If computing is ubiquitous, then why do I need a cellphone?
This isn’t a new idea, really. I’ve come across it before in SF novels. Its worth gaming out what the world will look like though. I say “will”, because this scenario looks inevitable.
If the entire environment around us is filled with networked computing devices, then instead of a phone number, we could just set a policy for who can contact us, and under what circumstances.
Our location can be determined by cameras, or by the smart clothing that we wear.
The sound of the call – or head’s up visuals for that matter – could be carefully directed to our ears and eyes by our environment. The technology already exists.
Our voice could likewise be picked up and broadcast. And our hand movements captured and translated into actions.
Worst-case scenario – say a crowded mall – we could wear a BlueTooth style device that connects with the surrounding pervasive computing environment.
No more dedicated pocket or belt device required. No recharging. No cellphone muggings. No need for phone contracts.
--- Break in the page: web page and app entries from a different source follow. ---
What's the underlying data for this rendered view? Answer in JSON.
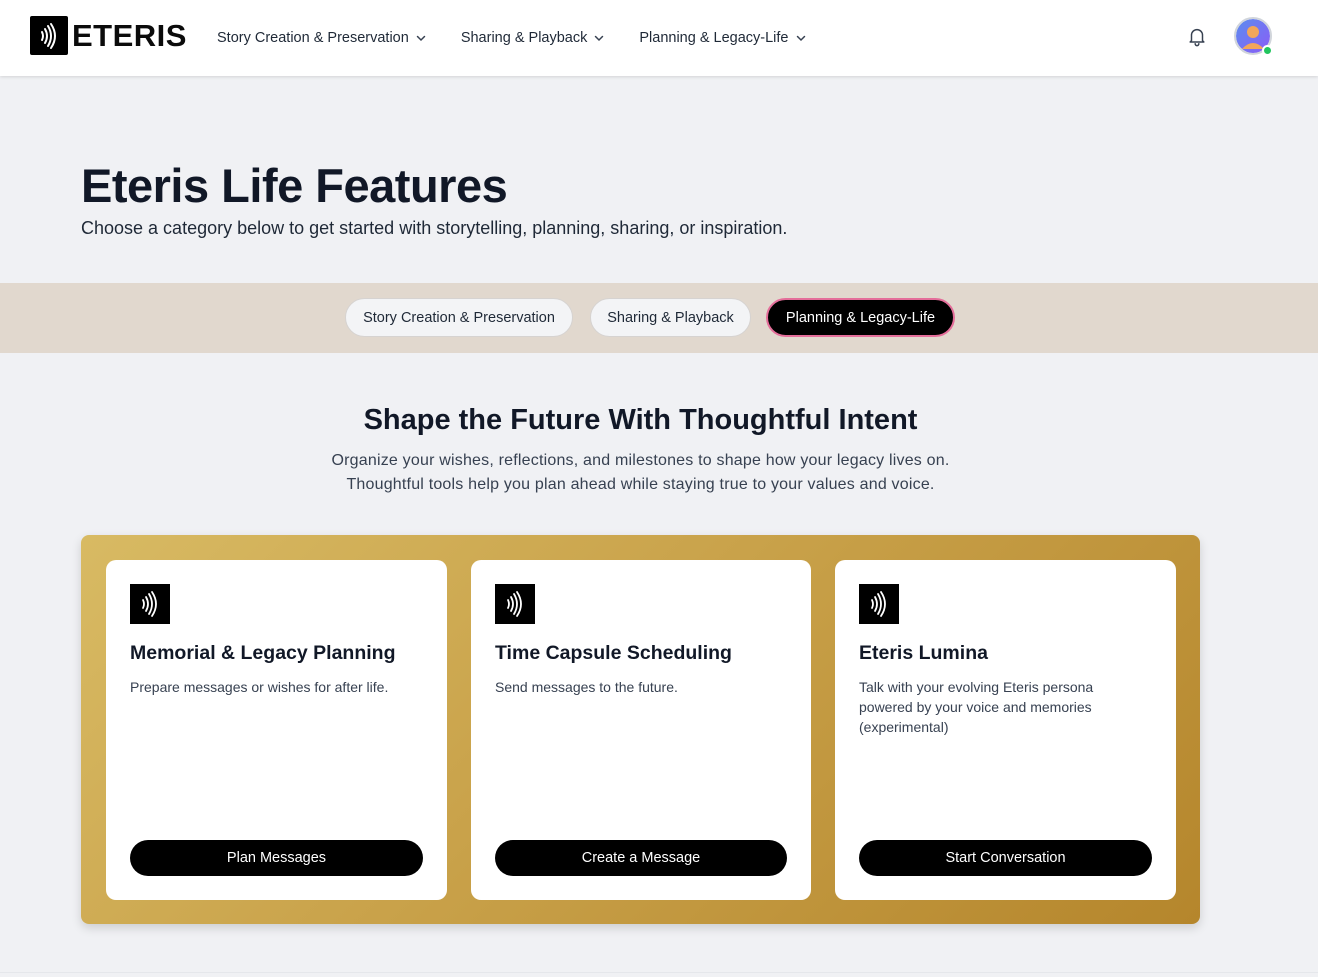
{
  "brand": {
    "name": "ETERIS"
  },
  "nav": {
    "items": [
      {
        "label": "Story Creation & Preservation"
      },
      {
        "label": "Sharing & Playback"
      },
      {
        "label": "Planning & Legacy-Life"
      }
    ]
  },
  "hero": {
    "title": "Eteris Life Features",
    "subtitle": "Choose a category below to get started with storytelling, planning, sharing, or inspiration."
  },
  "tabs": [
    {
      "label": "Story Creation & Preservation",
      "active": false
    },
    {
      "label": "Sharing & Playback",
      "active": false
    },
    {
      "label": "Planning & Legacy-Life",
      "active": true
    }
  ],
  "section": {
    "title": "Shape the Future With Thoughtful Intent",
    "desc_line1": "Organize your wishes, reflections, and milestones to shape how your legacy lives on.",
    "desc_line2": "Thoughtful tools help you plan ahead while staying true to your values and voice."
  },
  "cards": [
    {
      "title": "Memorial & Legacy Planning",
      "desc": "Prepare messages or wishes for after life.",
      "button": "Plan Messages"
    },
    {
      "title": "Time Capsule Scheduling",
      "desc": "Send messages to the future.",
      "button": "Create a Message"
    },
    {
      "title": "Eteris Lumina",
      "desc": "Talk with your evolving Eteris persona powered by your voice and memories (experimental)",
      "button": "Start Conversation"
    }
  ],
  "colors": {
    "accent_border": "#e46e9a",
    "tab_band": "#e1d8ce",
    "panel_gold": "#c9a24a",
    "status_online": "#22c55e"
  },
  "icons": {
    "logo": "sound-waves-logo-icon",
    "notifications": "bell-icon",
    "nav_dropdown": "chevron-down-icon",
    "card": "sound-waves-icon"
  }
}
No “where did I leave my phone again?”. Or “oops, I dropped my phone in a puddle”.
Such a conversation wouldn’t be any less private than current cellphone conversations in a public place.
The cellphone market is currently engaged in making more powerful phones, with better screens, and longer battery life.
What use are any of these features in the world just described? And what happens to the companies manufacturing such devices?
Editorial note: The Mars Colony Administrator’s Handbook will continue shortly. Two more parts remain, and I’m in the process of editing both.